ESMO 2017: Adjuvant sunitinib in patients with high risk renal cell carcinoma (RCC): Safety and therapy management in S-TRAC trial

Madrid, Spain (UroToday.com) Dr. Michael Staehler and colleagues presented a post-hoc analysis of the S-TRAC trial assessing adjuvant sunitinib in patients with high risk renal cell carcinoma (RCC). As the author’s note, patients in S-TRAC with locoregional RCC at high risk (≥T3 and/or N+) of tumor recurrence post nephrectomy treated with adjuvant sunitinib (50 mg daily; schedule 4/2) had significantly longer disease-free survival (DFS) vs. placebo (HR 0.76; 95%CI, 0.59–0.98; p = 0.03) [1]. The objective of this analysis was to report safety and therapy management outcomes from this trial.

Among the 615 patients enrolled in S-TRAC, 306 were treated with sunitinib at a median daily dose of 45.9 mg (range: 8.9-52.6). The majority (71%) of patients remained on sunitinib treatment for 9 months and 56% completed the full 1-year treatment. Reasons for sunitinib treatment discontinuation, dose reduction, dose interruption, and treatment discontinuation due to adverse events by cycle were assessed, as was median time to sunitinib treatment discontinuation. In this study, the most common reasons for treatment discontinuation were adverse events (28.1%) and disease relapse (7.2%) in sunitinib arm, and disease relapse (19.4%) and adverse events (5.9%) in the placebo arm. The most common adverse event leading to treatment discontinuation (4.2%), dose reduction (11.8%) and dose interruption (6.2%) was palmar-plantar erythrodyesthesia syndrome. Treatment discontinuation due to adverse events in cycles 1, 3, 6, and 9, respectively were 7.8%, 3.3%, 2.6%, and 1.6% in sunitinib arm, and 0.3%, 1.3%, 0.3%, and 0% in placebo arm. Among the 86 patients who discontinued sunitinib, the median time to treatment discontinuation was 4.5 months, while the median time to first dose reduction and dose interruption in sunitinib-treated patients was 2.9 and 3.0 months, respectively. Mean change from baseline for most patient reported outcome measures including Global Health Status for sunitinib vs placebo was not clinically meaningful (difference, -4.76; 95% CI, -6.82, -2.71). 

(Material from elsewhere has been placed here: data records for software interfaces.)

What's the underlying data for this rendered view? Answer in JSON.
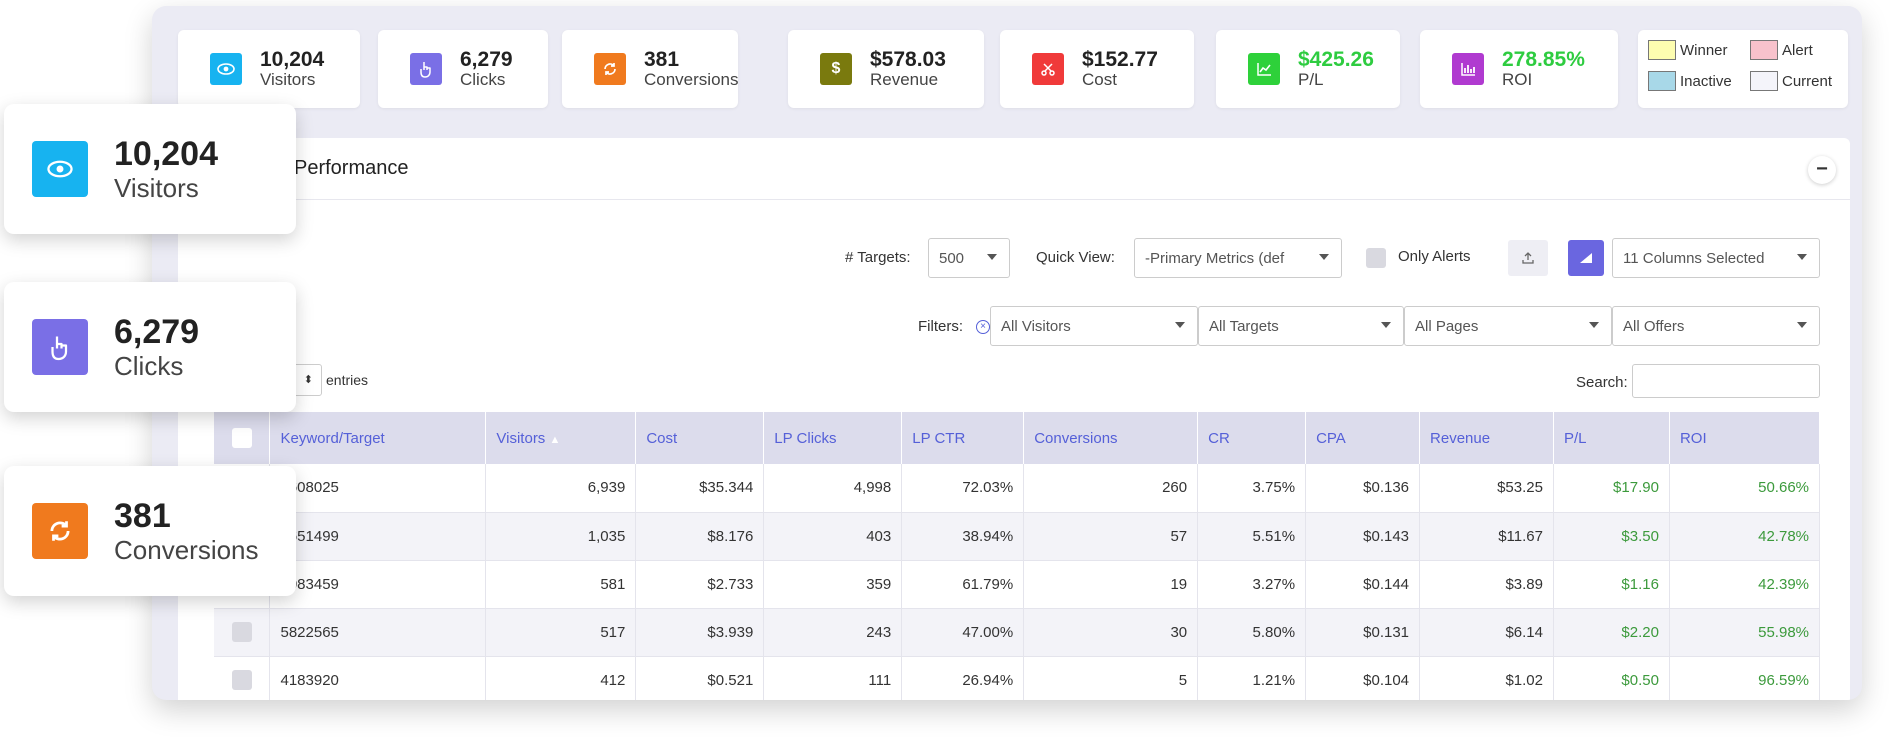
{
  "stats": [
    {
      "value": "10,204",
      "label": "Visitors",
      "icon": "eye-icon",
      "color": "#17b3f0"
    },
    {
      "value": "6,279",
      "label": "Clicks",
      "icon": "pointer-hand-icon",
      "color": "#7a6fe6"
    },
    {
      "value": "381",
      "label": "Conversions",
      "icon": "refresh-icon",
      "color": "#f07a1e"
    },
    {
      "value": "$578.03",
      "label": "Revenue",
      "icon": "dollar-icon",
      "color": "#7a7a0e"
    },
    {
      "value": "$152.77",
      "label": "Cost",
      "icon": "scissors-icon",
      "color": "#f03a3a"
    },
    {
      "value": "$425.26",
      "label": "P/L",
      "icon": "trend-up-icon",
      "color": "#2ed13a"
    },
    {
      "value": "278.85%",
      "label": "ROI",
      "icon": "bar-chart-icon",
      "color": "#b03ad0"
    }
  ],
  "legend": {
    "winner": "Winner",
    "alert": "Alert",
    "inactive": "Inactive",
    "current": "Current",
    "winner_color": "#fdfdb0",
    "alert_color": "#f8c2cc",
    "inactive_color": "#a8d8e8",
    "current_color": "#f4f4fa"
  },
  "panel": {
    "title": "Performance",
    "collapse": "−",
    "targets_label": "# Targets:",
    "targets_value": "500",
    "quickview_label": "Quick View:",
    "quickview_value": "-Primary Metrics (def",
    "only_alerts": "Only Alerts",
    "columns_selected": "11 Columns Selected",
    "filters_label": "Filters:",
    "filter_visitors": "All Visitors",
    "filter_targets": "All Targets",
    "filter_pages": "All Pages",
    "filter_offers": "All Offers",
    "entries_label": "entries",
    "search_label": "Search:"
  },
  "table": {
    "headers": [
      "Keyword/Target",
      "Visitors",
      "Cost",
      "LP Clicks",
      "LP CTR",
      "Conversions",
      "CR",
      "CPA",
      "Revenue",
      "P/L",
      "ROI"
    ],
    "rows": [
      [
        "5608025",
        "6,939",
        "$35.344",
        "4,998",
        "72.03%",
        "260",
        "3.75%",
        "$0.136",
        "$53.25",
        "$17.90",
        "50.66%"
      ],
      [
        "5651499",
        "1,035",
        "$8.176",
        "403",
        "38.94%",
        "57",
        "5.51%",
        "$0.143",
        "$11.67",
        "$3.50",
        "42.78%"
      ],
      [
        "6083459",
        "581",
        "$2.733",
        "359",
        "61.79%",
        "19",
        "3.27%",
        "$0.144",
        "$3.89",
        "$1.16",
        "42.39%"
      ],
      [
        "5822565",
        "517",
        "$3.939",
        "243",
        "47.00%",
        "30",
        "5.80%",
        "$0.131",
        "$6.14",
        "$2.20",
        "55.98%"
      ],
      [
        "4183920",
        "412",
        "$0.521",
        "111",
        "26.94%",
        "5",
        "1.21%",
        "$0.104",
        "$1.02",
        "$0.50",
        "96.59%"
      ]
    ]
  },
  "floats": [
    {
      "value": "10,204",
      "label": "Visitors"
    },
    {
      "value": "6,279",
      "label": "Clicks"
    },
    {
      "value": "381",
      "label": "Conversions"
    }
  ]
}
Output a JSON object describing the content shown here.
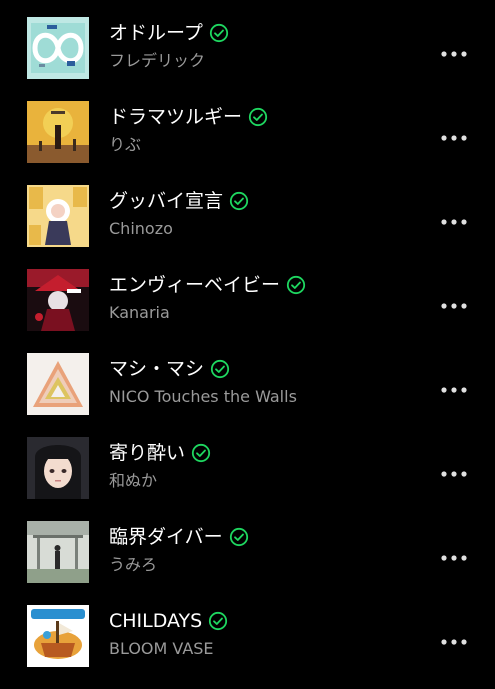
{
  "tracks": [
    {
      "title": "オドループ",
      "artist": "フレデリック",
      "art_icon": "album-art-odoloop"
    },
    {
      "title": "ドラマツルギー",
      "artist": "りぶ",
      "art_icon": "album-art-dramaturgy"
    },
    {
      "title": "グッバイ宣言",
      "artist": "Chinozo",
      "art_icon": "album-art-goodbye-sengen"
    },
    {
      "title": "エンヴィーベイビー",
      "artist": "Kanaria",
      "art_icon": "album-art-envy-baby"
    },
    {
      "title": "マシ・マシ",
      "artist": "NICO Touches the Walls",
      "art_icon": "album-art-mashi-mashi"
    },
    {
      "title": "寄り酔い",
      "artist": "和ぬか",
      "art_icon": "album-art-yoriyoi"
    },
    {
      "title": "臨界ダイバー",
      "artist": "うみろ",
      "art_icon": "album-art-rinkai-diver"
    },
    {
      "title": "CHILDAYS",
      "artist": "BLOOM VASE",
      "art_icon": "album-art-childays"
    }
  ],
  "icons": {
    "downloaded": "check-circle-icon",
    "more": "more-options-icon"
  },
  "colors": {
    "background": "#000000",
    "title": "#ffffff",
    "artist": "#9a9a9a",
    "downloaded_accent": "#1ed760"
  }
}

In this post-hoc analysis of S-TRAC data, no new safety signals were identified with sunitinib use in the adjuvant RCC setting. The authors concluded that effective therapy management, including dose reduction/interruption if necessary, is important as it optimizes the possibility of receiving effective treatment.

Speaker: Michael Staehler, Ludwig-Maximilians University, Munich, Germany

Co-Authors: R. J. Motzer (New York, United States of America) D. J. George (Durham, United States of America) H. S. Pandha (Surry, United Kingdom) F. Donskov (Aarhus, Denmark) B. Escudier (Villejuif, France) J. Kliment (Martin, Slovak Republic) A. J. Pantuck (Los Angeles, United States of America) A. Patel (London, United Kingdom) L. Deannuntis (Collegeville, United States of America) H. Bhattacharyya (New York, United States of America) X. Lin (La Jolla, United States of America) M. Lechuga (Milan, Italy) L. Serfass (Paris, France) J. Patard (Mont-de-Marsan, France) A. Ravaud (Bordeaux, France)

Written By: Zachary Klaassen, MD, Urologic Oncology Fellow, University of Toronto, Princess Margaret Cancer Centre, Twitter: @zklaassen_md at the European Society for Medical Oncology Annual Congress - September 8 - 12, 2017 - Madrid, Spain

Reference:
1. Ravaud A, Motzer RJ, Pandha HS, et al. Adjuvant Sunitinib in High-Risk Renal-Cell Carcinoma after Nephrectomy. N Engl J Med 2016;375(23):2246-2254.




E-Newsletters

Newsletter subscription

Free Daily and Weekly newsletters offered by content of interest

The fields of GU Oncology and Urology are rapidly advancing. Sign up today for articles, videos, conference highlights and abstracts from peer-review publications by disease and condition delivered to your inbox and read on the go.

Subscribe